ABOUT THIS EXERCISE: State how many lines of the records contain the string "Dataset". Give the number alone.

MATERIALS PROVIDED:
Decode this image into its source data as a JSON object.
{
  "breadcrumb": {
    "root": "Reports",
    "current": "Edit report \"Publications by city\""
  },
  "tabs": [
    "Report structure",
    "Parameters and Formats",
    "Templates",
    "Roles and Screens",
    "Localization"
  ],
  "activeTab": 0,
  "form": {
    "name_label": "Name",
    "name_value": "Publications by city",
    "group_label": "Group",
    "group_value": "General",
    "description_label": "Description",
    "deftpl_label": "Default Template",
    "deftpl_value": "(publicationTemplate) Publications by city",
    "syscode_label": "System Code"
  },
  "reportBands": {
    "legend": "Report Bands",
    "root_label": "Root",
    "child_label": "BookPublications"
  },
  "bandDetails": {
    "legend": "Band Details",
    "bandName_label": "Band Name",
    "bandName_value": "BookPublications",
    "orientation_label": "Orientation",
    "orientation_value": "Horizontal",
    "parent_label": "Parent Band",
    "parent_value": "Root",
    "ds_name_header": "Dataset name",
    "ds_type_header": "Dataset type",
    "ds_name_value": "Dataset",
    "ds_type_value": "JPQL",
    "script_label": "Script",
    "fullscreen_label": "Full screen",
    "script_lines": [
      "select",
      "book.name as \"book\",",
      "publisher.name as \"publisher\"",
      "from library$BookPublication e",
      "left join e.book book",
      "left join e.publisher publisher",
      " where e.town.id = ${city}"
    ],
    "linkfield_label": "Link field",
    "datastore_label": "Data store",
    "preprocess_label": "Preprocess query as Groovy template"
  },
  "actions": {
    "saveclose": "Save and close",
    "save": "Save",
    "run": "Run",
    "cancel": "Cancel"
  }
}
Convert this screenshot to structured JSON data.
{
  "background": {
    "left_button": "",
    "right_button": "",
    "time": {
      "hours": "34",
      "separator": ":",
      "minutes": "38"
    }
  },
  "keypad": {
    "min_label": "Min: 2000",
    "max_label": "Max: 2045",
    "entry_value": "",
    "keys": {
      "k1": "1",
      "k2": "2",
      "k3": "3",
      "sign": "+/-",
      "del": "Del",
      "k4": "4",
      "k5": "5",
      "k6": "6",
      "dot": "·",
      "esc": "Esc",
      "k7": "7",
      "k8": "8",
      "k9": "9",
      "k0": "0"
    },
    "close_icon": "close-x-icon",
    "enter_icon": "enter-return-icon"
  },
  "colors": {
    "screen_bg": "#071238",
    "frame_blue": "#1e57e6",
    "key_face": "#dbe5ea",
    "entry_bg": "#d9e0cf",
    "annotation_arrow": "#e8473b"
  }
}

OUTPUT: 3